Citroën is celebrating its centenary with the 19_19 Concept, a vision of future cars that draws on the previous 100 years of the company.
While the smaller AMI Concept focuses on affordable urban mobility - where the 2CV once sat - the 19_19 is all about effortless comfort and sophistication out on the road, in the space that the DS once occupied.
Those who follow motoring brands will be no stranger to such concepts and at first glance, we can't really see this futuristic bubble on 30-inch wheels going into production, unlike the 2013 Cactus Concept, which pretty much defined Citroën's SUV models that followed.
Rolling on dubs
Starting with those wheels feels appropriate because it's impossible not to gawp at them. So many concepts conceal or cover the wheels, but the 19_19 feels like a celebration of the thing that really defines cars. For this concept, Citroën worked with Goodyear to create a custom tyre that only sits on the outer rim of the wheel, but envelopes it, running into the centre of the hub and setting up a theme - outside in and inside out.

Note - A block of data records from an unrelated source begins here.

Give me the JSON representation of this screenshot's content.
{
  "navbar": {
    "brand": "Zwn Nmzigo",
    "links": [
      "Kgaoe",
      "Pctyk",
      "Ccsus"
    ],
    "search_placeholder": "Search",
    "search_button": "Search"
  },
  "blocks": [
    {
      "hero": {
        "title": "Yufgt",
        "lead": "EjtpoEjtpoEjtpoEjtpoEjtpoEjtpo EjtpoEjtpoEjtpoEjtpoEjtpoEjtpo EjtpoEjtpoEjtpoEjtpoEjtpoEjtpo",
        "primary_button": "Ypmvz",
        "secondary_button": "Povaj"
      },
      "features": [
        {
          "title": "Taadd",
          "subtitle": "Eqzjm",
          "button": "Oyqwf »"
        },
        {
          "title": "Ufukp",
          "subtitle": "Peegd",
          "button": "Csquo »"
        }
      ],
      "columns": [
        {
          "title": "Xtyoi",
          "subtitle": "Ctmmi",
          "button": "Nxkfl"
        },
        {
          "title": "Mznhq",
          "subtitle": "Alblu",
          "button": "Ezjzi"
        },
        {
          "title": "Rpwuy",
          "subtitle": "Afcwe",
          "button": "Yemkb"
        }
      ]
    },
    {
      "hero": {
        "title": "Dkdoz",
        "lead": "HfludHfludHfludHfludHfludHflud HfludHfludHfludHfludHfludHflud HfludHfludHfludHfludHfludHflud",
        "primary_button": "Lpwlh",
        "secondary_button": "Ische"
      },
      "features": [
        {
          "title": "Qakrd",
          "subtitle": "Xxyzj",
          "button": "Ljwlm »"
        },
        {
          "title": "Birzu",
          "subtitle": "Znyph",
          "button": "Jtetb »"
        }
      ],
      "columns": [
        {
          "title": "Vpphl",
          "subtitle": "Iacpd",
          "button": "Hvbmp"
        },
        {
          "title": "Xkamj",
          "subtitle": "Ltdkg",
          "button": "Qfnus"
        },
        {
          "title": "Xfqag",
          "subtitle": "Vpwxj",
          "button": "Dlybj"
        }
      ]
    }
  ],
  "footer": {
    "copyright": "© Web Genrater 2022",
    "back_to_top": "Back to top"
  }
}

Showing all is something that the 19_19 is proud of. The parts that make it up don't hide under a façade, it doesn't keep its technology hidden from sight, it wears it like a badge. In an era where car makers are struggling to conceal a growing number of sensors and cameras on vehicles, this concept lays it refreshingly bare.
That's as apparent from the top fins - which house the lidar systems to scan and detect the road to facilitate autonomous driving - to the rear fin of the car's underbody which is emblazoned with CPU lettering and LEDs, and shaped like an aeroplane's rudder. It's more Starship Enterprise than typical Earth car.
It's entirely deliberate, of course, with sections of the main body carrying transparency too, labels like "proxy sensor" on the front bumpers. When so many people are talking about technology in cars, why hide it when it can be celebrated.
So there's definitely a geeky tech appeal to the 19_19 Concept that we fully appreciate, with the icing on the cake being the customisable panel in the door. Here is was a message to VivaTech visitors at the Paris show where it was unveiled, but we'd certainly have a lot of fun with a customisable display on the outside of our cars.
One of the things that Citroën wanted to achieve was a central pod like a lounge, inviting you to relax or drive, isolated from the functional parts of the car. That's why the wheels are so separate, almost in isolation, giving the sense that the passengers will just have a serene ride and nothing else. "Progressive Hydraulic Cushions" provide the comfort, harking back to the hydropneumatic suspension that's synonymous with Citroën.
With that cabin riding high, there's plenty of space for a huge battery to sit in the floor of this concept car. Citroën says that it is designed to do 800km WLTP, washing away range anxiety, but as this is a concept, you can probably set that figure to one side and not worry about it too much. It also boasts wireless charging from roads that will give you power.
One other detail isn't so much a nod to the future as an acceptance of the now. Sitting in the centre top of the dashboard is a cylindrical device that looks a lot like a smart speaker. That's essentially what it is. Designed to retract when not in control of the car, this technological monolith rises from the dash ready to serve when you start talking to it.
This personal assistant allows the removal of buttons around the cabin, instead providing features on command. It also controls the projection entertainment for the passengers and once in autonomous mode, the driver's seat retracts and you can all watch movies together.
Sure, it's all a long way from being legal, but it's not entirely pie in the sky. The 19_19 Concept is a celebration of all things Citroën past, pulling on those heritage threads that can easily get lost. It's about sophistication and comfort, about a smooth ride for all the passengers.
At the same time it's a nod to the very real future: the technologies for autonomous cars are all well in development even if the legislative grounding for them is not; there's no shortage of voice assistants that could conceivably do the things envisioned here and we're on the cusp of the electric car revolution.
Sure, it might not look like this, but the vision it represents might not be too far fetched.